…or change it every couple of weeks if you want but keep in mind that you will do that at cost of time, money and resources.
You look to the right and to the left and you see that every software company around you is doing CI/CD… therefore you experience FOMO, you feel insecure because you are not Agile, and you run buying Liquibase licenses like they were antibiotics for your ill son.
But the reality is that people are just lying.
Very few companies are setting up CI/CD on their back-end databases. And even less are successful doing it. You don’t believe me? Listen to Jesus Christ at minute 16:06 and you will see that he could “[…] count CI/CD pipeline for databases on 3 fingers of his hands…”:
And I’m not surprised. He also add that in the only successful CI/CD pipeline there were 2-3 people only dedicate to the CI/CD pipeline setup.
Do you see how expensive is going to be a CI/CD for databases?
If you are experiencing FOMO because you don’t have a CI/CD for databases in your company that is mainly caused by two factors:
- Your Product Owner or Leader is lacking in technical knowledge and he/she doesn’t have the courage to say out loud: this is BS and it’s a terrible idea!
- You don’t have a DBA and developers are treating the database as it was code.
You are wasting money on Liquibase license because Continuous Integration “is a development practice that requires developers to integrate code into a shared repository several times a day.” And I bet you don’t:
- Commit changes as frequently as “sever times a day”
- Merge feature branches to master as frequently as “sever times a day”
So no, you are not doing Continuous Integration.
CI is for OOP languages like Java, Ruby, Scala, Python, Go, etc… , not for structuring database architecture!
And you are not doing Continuous Deployment neither because you are not releasing a new version of your back-end database weekly and not even monthly. Maybe every quarter of the year.

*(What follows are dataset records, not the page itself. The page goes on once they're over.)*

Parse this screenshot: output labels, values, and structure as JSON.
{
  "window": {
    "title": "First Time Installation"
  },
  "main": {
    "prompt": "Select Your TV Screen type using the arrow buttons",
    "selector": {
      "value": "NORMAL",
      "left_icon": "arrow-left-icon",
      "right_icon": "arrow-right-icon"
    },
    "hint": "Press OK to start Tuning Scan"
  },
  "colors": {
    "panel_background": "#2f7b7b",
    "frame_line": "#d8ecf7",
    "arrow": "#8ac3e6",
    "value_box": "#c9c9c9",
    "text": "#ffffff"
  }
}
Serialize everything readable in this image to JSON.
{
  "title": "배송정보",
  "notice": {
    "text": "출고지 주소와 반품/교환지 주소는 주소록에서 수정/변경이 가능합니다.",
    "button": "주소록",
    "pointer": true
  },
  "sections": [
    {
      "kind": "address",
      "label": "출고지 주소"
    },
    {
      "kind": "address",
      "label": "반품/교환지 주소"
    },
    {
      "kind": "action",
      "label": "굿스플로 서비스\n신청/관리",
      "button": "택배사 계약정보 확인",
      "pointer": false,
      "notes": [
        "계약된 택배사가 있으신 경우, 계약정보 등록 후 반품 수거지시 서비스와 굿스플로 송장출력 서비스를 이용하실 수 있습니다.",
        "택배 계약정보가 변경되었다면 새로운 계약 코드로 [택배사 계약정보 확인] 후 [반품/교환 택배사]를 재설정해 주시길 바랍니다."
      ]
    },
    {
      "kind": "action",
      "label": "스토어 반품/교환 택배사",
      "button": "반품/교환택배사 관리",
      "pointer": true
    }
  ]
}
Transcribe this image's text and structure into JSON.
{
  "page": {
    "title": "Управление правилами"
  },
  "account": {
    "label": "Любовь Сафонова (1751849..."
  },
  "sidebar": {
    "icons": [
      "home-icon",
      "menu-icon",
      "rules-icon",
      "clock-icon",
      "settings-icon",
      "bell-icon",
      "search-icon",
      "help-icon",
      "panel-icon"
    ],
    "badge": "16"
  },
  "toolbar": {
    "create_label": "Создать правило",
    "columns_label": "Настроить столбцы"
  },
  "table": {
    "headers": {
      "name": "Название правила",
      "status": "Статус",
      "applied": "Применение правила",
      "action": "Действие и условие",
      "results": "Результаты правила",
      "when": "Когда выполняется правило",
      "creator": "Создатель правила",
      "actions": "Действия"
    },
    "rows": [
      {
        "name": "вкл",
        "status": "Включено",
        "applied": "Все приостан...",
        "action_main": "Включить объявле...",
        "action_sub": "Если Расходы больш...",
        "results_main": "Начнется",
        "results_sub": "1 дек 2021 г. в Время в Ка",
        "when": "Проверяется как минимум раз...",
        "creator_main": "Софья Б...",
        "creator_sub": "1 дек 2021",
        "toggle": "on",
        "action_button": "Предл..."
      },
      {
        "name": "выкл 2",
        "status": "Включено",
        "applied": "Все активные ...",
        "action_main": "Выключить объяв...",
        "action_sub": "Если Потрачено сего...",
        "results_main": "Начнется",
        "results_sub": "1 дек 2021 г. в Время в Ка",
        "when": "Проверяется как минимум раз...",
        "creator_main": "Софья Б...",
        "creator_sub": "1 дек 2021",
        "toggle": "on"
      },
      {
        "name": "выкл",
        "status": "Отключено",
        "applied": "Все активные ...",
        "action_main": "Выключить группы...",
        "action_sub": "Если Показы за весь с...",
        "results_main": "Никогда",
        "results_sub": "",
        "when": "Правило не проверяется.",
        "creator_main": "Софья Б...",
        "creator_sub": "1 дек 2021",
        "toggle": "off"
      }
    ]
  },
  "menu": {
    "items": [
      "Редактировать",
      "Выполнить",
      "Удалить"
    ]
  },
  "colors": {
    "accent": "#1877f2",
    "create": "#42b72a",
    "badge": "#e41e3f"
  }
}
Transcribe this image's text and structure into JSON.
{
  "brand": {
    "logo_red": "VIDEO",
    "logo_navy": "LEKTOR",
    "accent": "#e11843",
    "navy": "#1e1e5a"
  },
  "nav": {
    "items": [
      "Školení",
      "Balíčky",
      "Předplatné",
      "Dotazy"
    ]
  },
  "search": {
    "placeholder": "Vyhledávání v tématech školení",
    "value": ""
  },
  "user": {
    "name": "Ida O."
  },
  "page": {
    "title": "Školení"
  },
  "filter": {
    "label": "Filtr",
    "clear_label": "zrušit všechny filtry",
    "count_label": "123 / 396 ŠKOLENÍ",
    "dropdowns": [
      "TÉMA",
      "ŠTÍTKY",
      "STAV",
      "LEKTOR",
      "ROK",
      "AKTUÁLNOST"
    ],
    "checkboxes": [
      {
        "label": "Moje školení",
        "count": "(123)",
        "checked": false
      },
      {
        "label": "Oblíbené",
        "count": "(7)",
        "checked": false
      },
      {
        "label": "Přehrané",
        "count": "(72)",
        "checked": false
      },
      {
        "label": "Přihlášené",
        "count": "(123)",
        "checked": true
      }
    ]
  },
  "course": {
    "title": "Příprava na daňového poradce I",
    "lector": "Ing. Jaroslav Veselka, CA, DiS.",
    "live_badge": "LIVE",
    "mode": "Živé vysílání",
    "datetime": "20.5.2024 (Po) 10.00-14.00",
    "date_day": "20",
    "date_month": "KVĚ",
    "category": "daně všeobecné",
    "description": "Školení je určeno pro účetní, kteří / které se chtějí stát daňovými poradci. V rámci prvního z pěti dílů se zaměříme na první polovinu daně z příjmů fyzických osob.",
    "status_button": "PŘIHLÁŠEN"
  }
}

…. but I use it for deployment of 10, 100, 1000 databases on Test, Dev, etc…
You can just instruct people to download a vanilla version of your latest database and use that.
They can find it on an internal FTP and they can deploy it with all sort of script and job without need of setting up a CI/CD pipeline.
So why softwares like Liquibase exists?
For the same reason as scarfs for new-born exists: because there are people willing to sell and people willing to buy. That doesn’t mean that is a good idea.
Every years there are new-borns strangled with scarfs but shops keeps selling them even if doctors discourage the use of scarfs for new-borns.
Maybe there might be 4 or 5 families in Antarctica that really need a scarf for their baby but that is a very peculiar and unique situation.
No, you probably don’t live in Antartica.
No, you probably don’t need a CI/CD pipeline for your database architecture.